Meanwhile I track down two early 6th Century inscriptions from the ruins of St Teilo's. They were removed in 1959 to Maenclochog Church (key from the shop - it's locked because elf'n'safety have condemned the main door/bell-tower so everybody has to go through the vestry). These are grave stones inscribed in Latin and Ogham for two brothers who lived at the same time as Teilo and, just to give a sense of how long ago this is, King Arthur - whose historicity, if not the details of his deeds, is quite well evidenced contrary to anglocentric historians' lazy assertion (but that's for another time).

After all this excitement I resort to the nearby corrugated Tafarn Sinc, a congenial left-over from the time when the now desolate uplands of Preseli were dotted with slate quarries. This linguistic fortress offers a hearty welcome to all visitors but it is somehow more seemly to speak anything other than Welsh sotto voce. Over a diet coke and giant packet of Walkers I muse that the two brothers, clearly people of importance, could even have been with Arthur as he pushed back the Saxon raiders decisively to the east for a generation (against the tide of history) as the archaeology does indeed suggest happened.
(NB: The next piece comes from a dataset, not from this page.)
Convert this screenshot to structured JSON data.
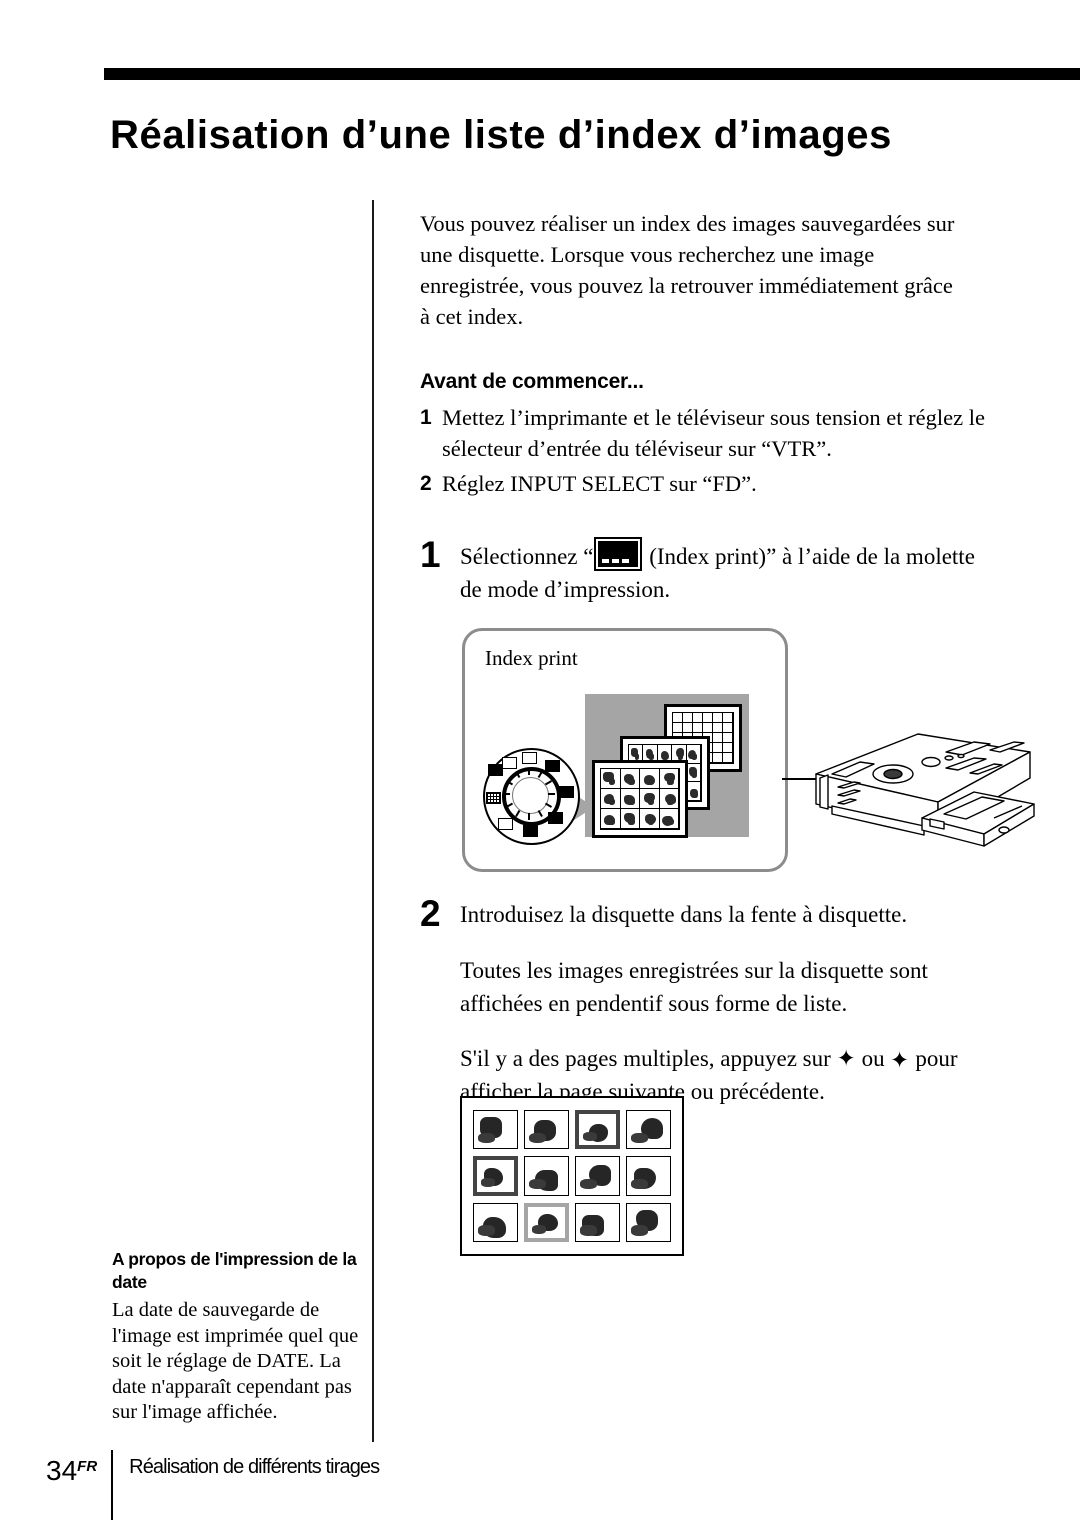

We might call that time the "Dark Ages" but to these people it was real enough and probably a time of hope because they didn't know the tide of history.